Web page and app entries
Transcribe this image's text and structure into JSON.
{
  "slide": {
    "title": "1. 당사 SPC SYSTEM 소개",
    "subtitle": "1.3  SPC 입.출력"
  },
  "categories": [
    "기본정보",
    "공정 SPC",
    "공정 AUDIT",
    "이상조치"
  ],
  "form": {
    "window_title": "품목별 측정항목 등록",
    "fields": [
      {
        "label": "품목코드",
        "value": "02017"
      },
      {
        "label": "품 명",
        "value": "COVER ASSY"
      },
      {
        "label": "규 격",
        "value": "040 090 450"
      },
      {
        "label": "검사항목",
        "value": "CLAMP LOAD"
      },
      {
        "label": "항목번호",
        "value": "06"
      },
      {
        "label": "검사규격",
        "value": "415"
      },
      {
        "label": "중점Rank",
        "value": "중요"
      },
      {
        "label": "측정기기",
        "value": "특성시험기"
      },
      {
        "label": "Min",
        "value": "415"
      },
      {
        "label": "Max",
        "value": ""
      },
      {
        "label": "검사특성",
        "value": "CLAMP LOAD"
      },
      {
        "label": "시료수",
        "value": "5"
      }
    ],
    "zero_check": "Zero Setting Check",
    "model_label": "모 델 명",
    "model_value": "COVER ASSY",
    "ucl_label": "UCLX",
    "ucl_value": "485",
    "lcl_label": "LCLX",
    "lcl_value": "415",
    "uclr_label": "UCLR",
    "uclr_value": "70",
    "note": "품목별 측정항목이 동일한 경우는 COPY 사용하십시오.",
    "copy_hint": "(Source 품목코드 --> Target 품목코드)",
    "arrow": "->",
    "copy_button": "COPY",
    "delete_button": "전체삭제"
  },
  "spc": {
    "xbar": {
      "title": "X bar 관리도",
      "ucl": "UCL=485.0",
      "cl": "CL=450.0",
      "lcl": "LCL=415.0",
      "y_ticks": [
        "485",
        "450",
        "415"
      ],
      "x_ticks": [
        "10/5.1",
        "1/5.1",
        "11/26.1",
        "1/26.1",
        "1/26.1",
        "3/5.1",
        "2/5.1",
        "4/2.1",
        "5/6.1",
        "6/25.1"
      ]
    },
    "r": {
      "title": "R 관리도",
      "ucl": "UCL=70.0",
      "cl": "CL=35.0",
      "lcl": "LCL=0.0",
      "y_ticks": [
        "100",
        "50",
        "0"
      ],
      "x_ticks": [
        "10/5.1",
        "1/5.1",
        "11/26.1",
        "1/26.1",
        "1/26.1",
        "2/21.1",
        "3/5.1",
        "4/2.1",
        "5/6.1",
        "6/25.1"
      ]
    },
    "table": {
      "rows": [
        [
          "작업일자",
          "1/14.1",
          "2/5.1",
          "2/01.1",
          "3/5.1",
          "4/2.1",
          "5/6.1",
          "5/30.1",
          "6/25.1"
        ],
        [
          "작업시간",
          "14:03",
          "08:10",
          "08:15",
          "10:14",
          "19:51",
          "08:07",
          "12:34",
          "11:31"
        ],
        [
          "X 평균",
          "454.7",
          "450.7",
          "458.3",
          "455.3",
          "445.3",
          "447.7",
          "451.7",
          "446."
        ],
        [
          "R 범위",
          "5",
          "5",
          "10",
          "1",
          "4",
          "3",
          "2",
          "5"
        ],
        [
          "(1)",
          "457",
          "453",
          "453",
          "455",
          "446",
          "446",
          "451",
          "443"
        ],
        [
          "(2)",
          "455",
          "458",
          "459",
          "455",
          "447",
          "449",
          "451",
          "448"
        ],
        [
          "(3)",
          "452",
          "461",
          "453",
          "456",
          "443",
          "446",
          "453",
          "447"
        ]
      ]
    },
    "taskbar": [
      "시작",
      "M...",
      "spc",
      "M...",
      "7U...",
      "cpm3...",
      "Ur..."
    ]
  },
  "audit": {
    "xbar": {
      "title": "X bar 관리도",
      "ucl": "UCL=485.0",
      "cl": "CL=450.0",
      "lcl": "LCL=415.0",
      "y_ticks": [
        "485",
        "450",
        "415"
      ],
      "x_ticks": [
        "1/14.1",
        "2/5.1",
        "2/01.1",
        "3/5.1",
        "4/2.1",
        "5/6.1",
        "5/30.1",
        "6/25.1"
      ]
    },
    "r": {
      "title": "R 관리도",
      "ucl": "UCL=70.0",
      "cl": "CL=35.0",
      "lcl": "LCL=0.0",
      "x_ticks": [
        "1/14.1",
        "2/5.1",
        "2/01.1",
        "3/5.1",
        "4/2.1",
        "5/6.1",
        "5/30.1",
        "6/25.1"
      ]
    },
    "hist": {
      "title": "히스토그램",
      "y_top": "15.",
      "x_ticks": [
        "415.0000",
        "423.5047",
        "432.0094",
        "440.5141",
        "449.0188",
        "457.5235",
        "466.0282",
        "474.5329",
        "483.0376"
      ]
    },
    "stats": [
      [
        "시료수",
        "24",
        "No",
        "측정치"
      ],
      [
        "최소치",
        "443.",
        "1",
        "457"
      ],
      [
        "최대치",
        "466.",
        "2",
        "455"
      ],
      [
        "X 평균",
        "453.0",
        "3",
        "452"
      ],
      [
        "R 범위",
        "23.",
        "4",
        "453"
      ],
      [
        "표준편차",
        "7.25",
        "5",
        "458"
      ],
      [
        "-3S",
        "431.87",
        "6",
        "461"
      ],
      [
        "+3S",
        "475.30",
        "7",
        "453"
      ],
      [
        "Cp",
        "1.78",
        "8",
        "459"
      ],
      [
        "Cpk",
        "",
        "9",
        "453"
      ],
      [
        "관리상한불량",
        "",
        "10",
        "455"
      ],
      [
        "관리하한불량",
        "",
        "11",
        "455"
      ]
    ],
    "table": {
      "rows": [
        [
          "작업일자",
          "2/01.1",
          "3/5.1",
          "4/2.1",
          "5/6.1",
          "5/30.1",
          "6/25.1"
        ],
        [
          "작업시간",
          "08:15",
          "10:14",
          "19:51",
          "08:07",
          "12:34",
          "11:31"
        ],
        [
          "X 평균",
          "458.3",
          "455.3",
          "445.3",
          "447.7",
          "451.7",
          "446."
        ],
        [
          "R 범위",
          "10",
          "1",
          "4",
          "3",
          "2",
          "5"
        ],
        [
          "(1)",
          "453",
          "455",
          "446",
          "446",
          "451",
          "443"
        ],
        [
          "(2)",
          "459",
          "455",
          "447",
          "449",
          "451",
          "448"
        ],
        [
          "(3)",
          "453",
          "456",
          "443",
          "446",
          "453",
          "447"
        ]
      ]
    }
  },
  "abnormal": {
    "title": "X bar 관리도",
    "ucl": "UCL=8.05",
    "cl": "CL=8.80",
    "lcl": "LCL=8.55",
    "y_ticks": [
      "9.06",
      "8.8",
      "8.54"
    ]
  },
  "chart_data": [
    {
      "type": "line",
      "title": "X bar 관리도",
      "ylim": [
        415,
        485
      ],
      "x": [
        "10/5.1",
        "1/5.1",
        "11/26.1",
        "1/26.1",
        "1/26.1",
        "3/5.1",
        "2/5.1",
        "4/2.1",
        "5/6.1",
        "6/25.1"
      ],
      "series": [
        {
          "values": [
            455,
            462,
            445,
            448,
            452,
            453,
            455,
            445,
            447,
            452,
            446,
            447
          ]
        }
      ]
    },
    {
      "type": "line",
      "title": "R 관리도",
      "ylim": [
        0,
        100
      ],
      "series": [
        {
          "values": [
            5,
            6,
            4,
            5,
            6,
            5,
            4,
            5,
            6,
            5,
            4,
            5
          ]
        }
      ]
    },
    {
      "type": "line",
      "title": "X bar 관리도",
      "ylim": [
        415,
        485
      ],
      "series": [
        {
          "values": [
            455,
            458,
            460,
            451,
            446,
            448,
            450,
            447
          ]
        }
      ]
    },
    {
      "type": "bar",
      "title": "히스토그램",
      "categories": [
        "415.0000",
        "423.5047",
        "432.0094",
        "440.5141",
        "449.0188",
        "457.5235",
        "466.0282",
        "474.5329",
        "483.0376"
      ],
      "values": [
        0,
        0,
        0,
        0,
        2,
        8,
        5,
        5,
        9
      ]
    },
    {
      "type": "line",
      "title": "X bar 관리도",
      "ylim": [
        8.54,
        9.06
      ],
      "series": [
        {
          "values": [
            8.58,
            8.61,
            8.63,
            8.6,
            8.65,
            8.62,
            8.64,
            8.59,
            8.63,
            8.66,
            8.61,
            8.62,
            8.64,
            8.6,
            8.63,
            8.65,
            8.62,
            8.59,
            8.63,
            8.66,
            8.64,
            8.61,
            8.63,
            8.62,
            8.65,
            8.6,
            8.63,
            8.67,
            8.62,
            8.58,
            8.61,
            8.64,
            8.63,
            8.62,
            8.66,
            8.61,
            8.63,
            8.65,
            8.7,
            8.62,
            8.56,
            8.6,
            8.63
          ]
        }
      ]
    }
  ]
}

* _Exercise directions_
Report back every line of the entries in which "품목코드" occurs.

* _Completed task_
        "label": "품목코드",
    "copy_hint": "(Source 품목코드 --> Target 품목코드)",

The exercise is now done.